After the program, Dorothy and I exchanged polite compliments. Then she opened her Bible to Genesis and redoubled her efforts to prove to me that, from the beginning of creation, God had ordained women’s subordinate role. I countered that hers was only one interpretation of the passage and proceeded to reiterate mine. Pointing adamantly at the verses, she insisted, “But this is what God says, right here! Can’t you see?”
Later when David asked what Dorothy and I had been talking about so long, I said, “She kept trying to persuade me that her interpretation was not an interpretation at all, but the literal, inerrant word of God, and that’s scary!”
Now 30 years later, as I reflect on my interactions with Dorothy, I find it sad that a woman with so much intelligence, leadership ability, and theological education would spend her gifts and energy advocating and teaching limitations on the exercise of women’s gifts. And I find myself asking what made the difference in Dorothy Kelley Patterson’s becoming a strong defender of restrictions on women and Ruth Bader Ginsburg’s becoming a strong advocate for women’s equal rights. I find it tragic that Dorothy’s biblical interpretation still limits women’s gifts and calling in so many churches.

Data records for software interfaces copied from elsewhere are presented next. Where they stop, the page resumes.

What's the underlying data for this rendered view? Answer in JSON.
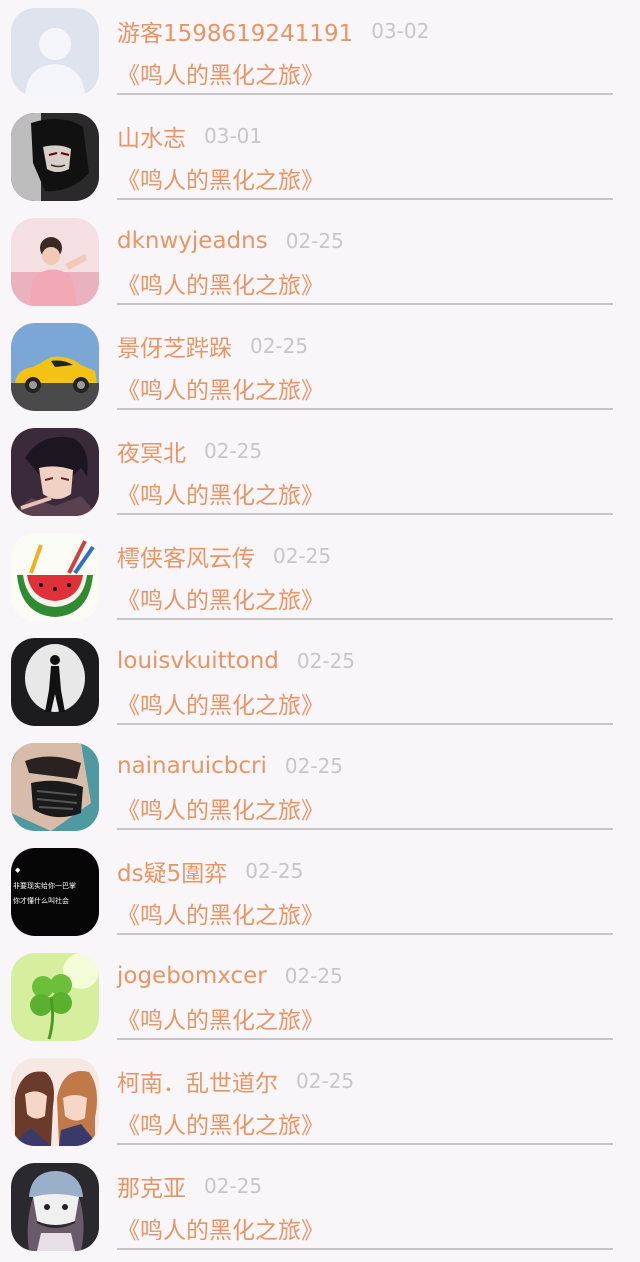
{
  "comments": [
    {
      "user": "游客1598619241191",
      "date": "03-02",
      "book": "《鸣人的黑化之旅》",
      "avatar_icon": "default-person-avatar"
    },
    {
      "user": "山水志",
      "date": "03-01",
      "book": "《鸣人的黑化之旅》",
      "avatar_icon": "dark-anime-character-avatar"
    },
    {
      "user": "dknwyjeadns",
      "date": "02-25",
      "book": "《鸣人的黑化之旅》",
      "avatar_icon": "pink-girl-avatar"
    },
    {
      "user": "景伢芝跸跺",
      "date": "02-25",
      "book": "《鸣人的黑化之旅》",
      "avatar_icon": "yellow-sports-car-avatar"
    },
    {
      "user": "夜冥北",
      "date": "02-25",
      "book": "《鸣人的黑化之旅》",
      "avatar_icon": "anime-boy-avatar"
    },
    {
      "user": "樗侠客风云传",
      "date": "02-25",
      "book": "《鸣人的黑化之旅》",
      "avatar_icon": "watermelon-avatar"
    },
    {
      "user": "louisvkuittond",
      "date": "02-25",
      "book": "《鸣人的黑化之旅》",
      "avatar_icon": "silhouette-spotlight-avatar"
    },
    {
      "user": "nainaruicbcri",
      "date": "02-25",
      "book": "《鸣人的黑化之旅》",
      "avatar_icon": "masked-man-avatar"
    },
    {
      "user": "ds疑5圍弈",
      "date": "02-25",
      "book": "《鸣人的黑化之旅》",
      "avatar_icon": "black-text-avatar",
      "avatar_text": [
        "◆",
        "非要现实给你一巴掌",
        "你才懂什么叫社会"
      ]
    },
    {
      "user": "jogebomxcer",
      "date": "02-25",
      "book": "《鸣人的黑化之旅》",
      "avatar_icon": "clover-avatar"
    },
    {
      "user": "柯南．乱世道尔",
      "date": "02-25",
      "book": "《鸣人的黑化之旅》",
      "avatar_icon": "anime-couple-avatar"
    },
    {
      "user": "那克亚",
      "date": "02-25",
      "book": "《鸣人的黑化之旅》",
      "avatar_icon": "cartoon-girl-hat-avatar"
    }
  ],
  "colors": {
    "background": "#f8f6f8",
    "accent": "#e79566",
    "date": "#c9c6c9",
    "divider": "#c5c5c5"
  }
}
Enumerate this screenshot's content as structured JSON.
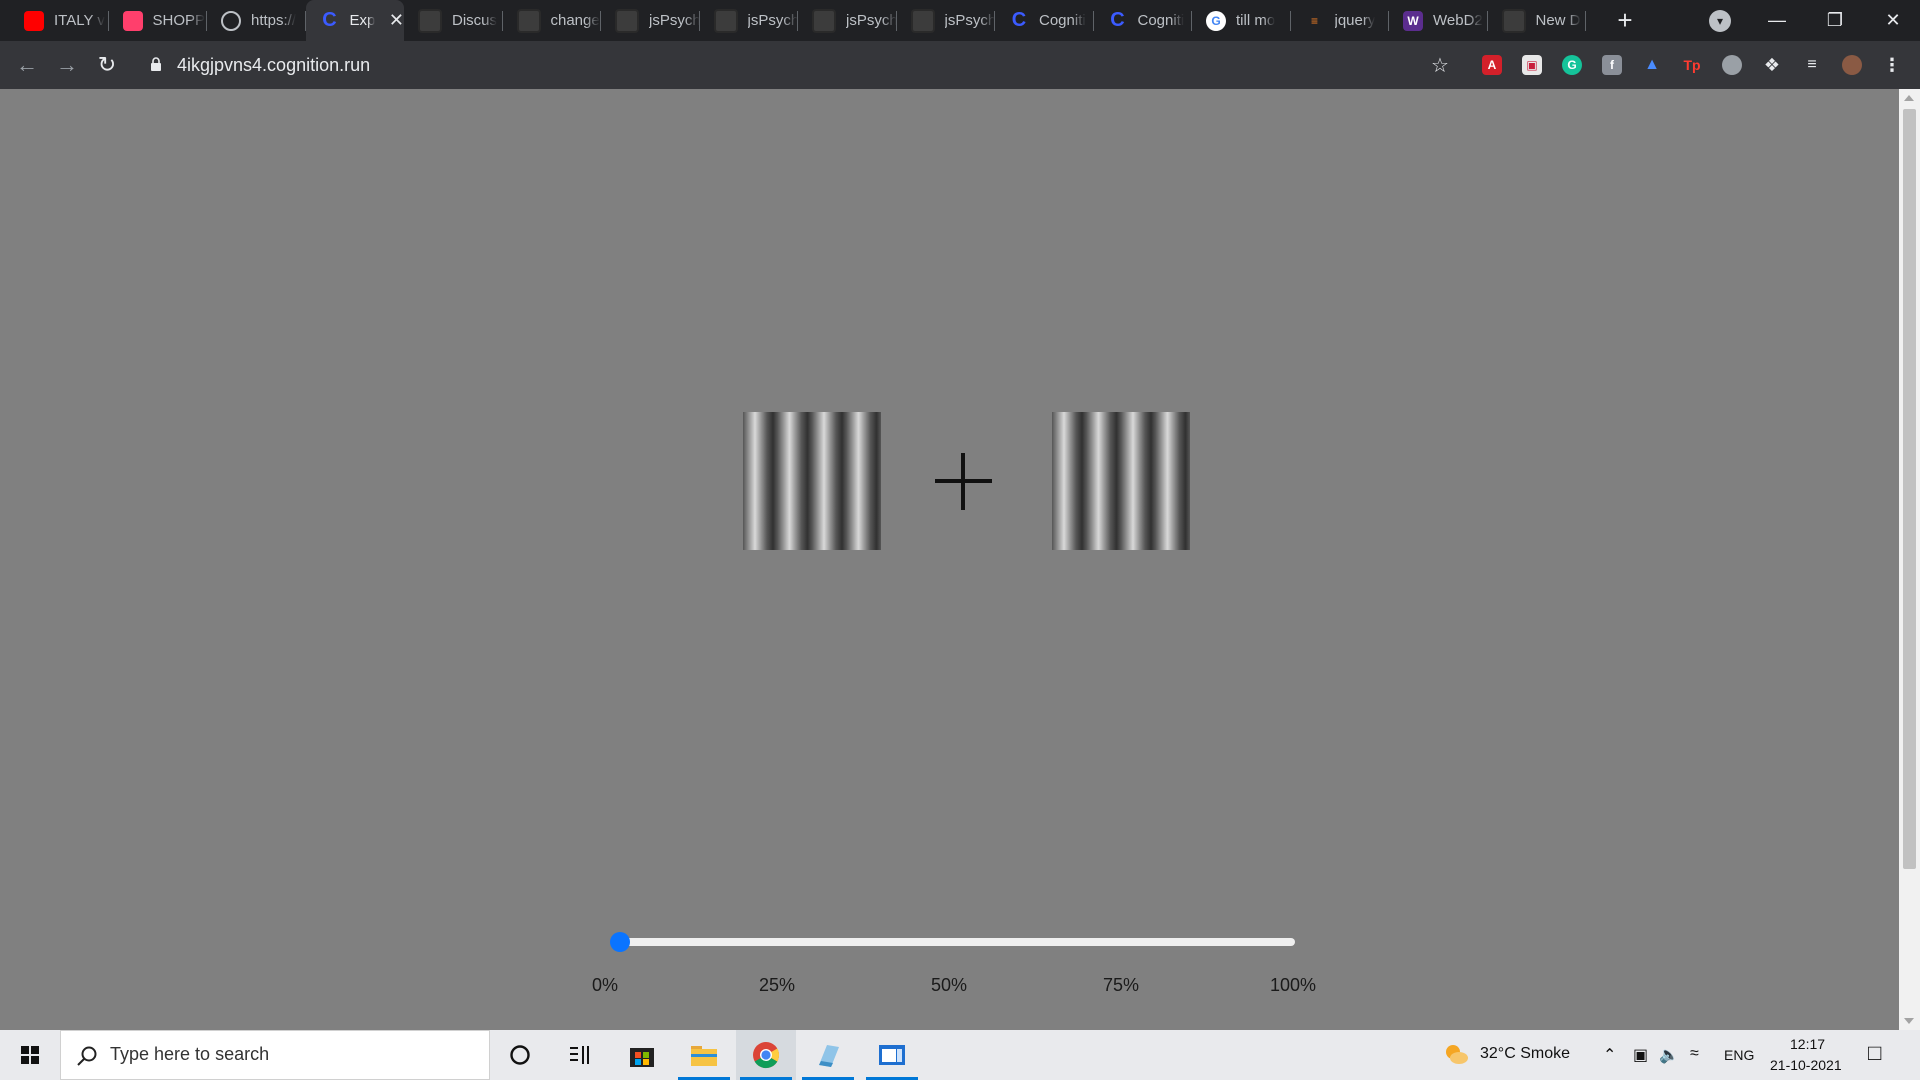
{
  "browser": {
    "tabs": [
      {
        "title": "ITALY v",
        "icon": "youtube-icon",
        "color": "#ff0000"
      },
      {
        "title": "SHOPP",
        "icon": "myntra-icon",
        "color": "#ff3f6c"
      },
      {
        "title": "https://",
        "icon": "globe-icon",
        "color": "#bdc1c6"
      },
      {
        "title": "Exp",
        "icon": "cognition-icon",
        "color": "#3b5bff",
        "active": true
      },
      {
        "title": "Discus",
        "icon": "github-icon"
      },
      {
        "title": "change",
        "icon": "github-icon"
      },
      {
        "title": "jsPsych",
        "icon": "github-icon"
      },
      {
        "title": "jsPsych",
        "icon": "github-icon"
      },
      {
        "title": "jsPsych",
        "icon": "github-icon"
      },
      {
        "title": "jsPsych",
        "icon": "github-icon"
      },
      {
        "title": "Cogniti",
        "icon": "cognition-icon",
        "color": "#3b5bff"
      },
      {
        "title": "Cogniti",
        "icon": "cognition-icon",
        "color": "#3b5bff"
      },
      {
        "title": "till mo",
        "icon": "google-icon",
        "color": "#4285f4"
      },
      {
        "title": "jquery",
        "icon": "stackoverflow-icon",
        "color": "#f48024"
      },
      {
        "title": "WebD2",
        "icon": "webd-icon",
        "color": "#5b2d8e"
      },
      {
        "title": "New D",
        "icon": "github-icon"
      }
    ],
    "url": "4ikgjpvns4.cognition.run"
  },
  "experiment": {
    "slider": {
      "value_percent": 0,
      "labels": [
        "0%",
        "25%",
        "50%",
        "75%",
        "100%"
      ],
      "accent_color": "#0a74ff"
    },
    "background_color": "#808080"
  },
  "taskbar": {
    "search_placeholder": "Type here to search",
    "weather": "32°C  Smoke",
    "language": "ENG",
    "time": "12:17",
    "date": "21-10-2021"
  }
}
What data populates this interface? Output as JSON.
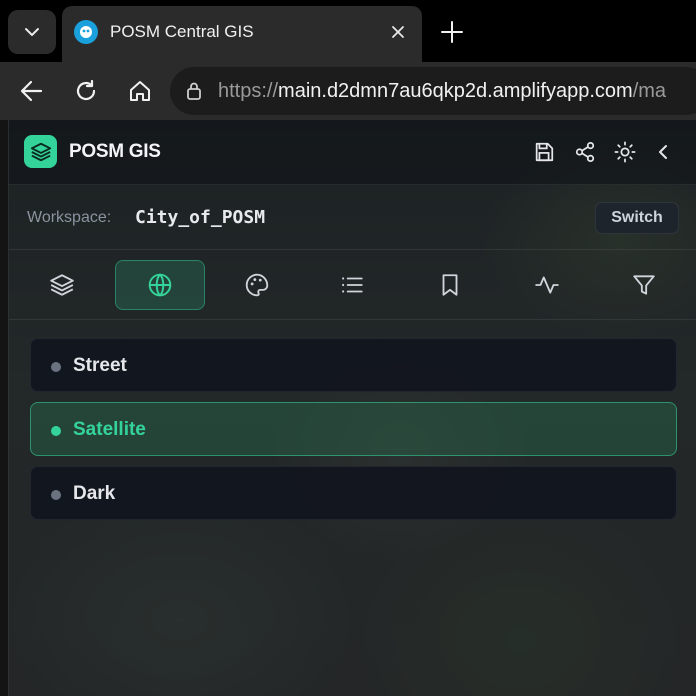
{
  "browser": {
    "tab_title": "POSM Central GIS",
    "url_scheme": "https://",
    "url_host": "main.d2dmn7au6qkp2d.amplifyapp.com",
    "url_rest": "/ma"
  },
  "app": {
    "title": "POSM GIS",
    "accent_color": "#34d399"
  },
  "workspace": {
    "label": "Workspace:",
    "value": "City_of_POSM",
    "switch_label": "Switch"
  },
  "toolbar": {
    "tabs": [
      {
        "icon": "layers-icon",
        "active": false
      },
      {
        "icon": "globe-icon",
        "active": true
      },
      {
        "icon": "palette-icon",
        "active": false
      },
      {
        "icon": "list-icon",
        "active": false
      },
      {
        "icon": "bookmark-icon",
        "active": false
      },
      {
        "icon": "activity-icon",
        "active": false
      },
      {
        "icon": "filter-icon",
        "active": false
      }
    ]
  },
  "basemaps": {
    "items": [
      {
        "label": "Street",
        "selected": false
      },
      {
        "label": "Satellite",
        "selected": true
      },
      {
        "label": "Dark",
        "selected": false
      }
    ]
  }
}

Also, I find it scary that this theology so often leads to and condones abuse of women.
Theology and biblical interpretation have consequences, as Dr. Molly T. Marshall so powerfully articulates in her article, “The Peril of Selective Inerrancy,” in Baptist News Global.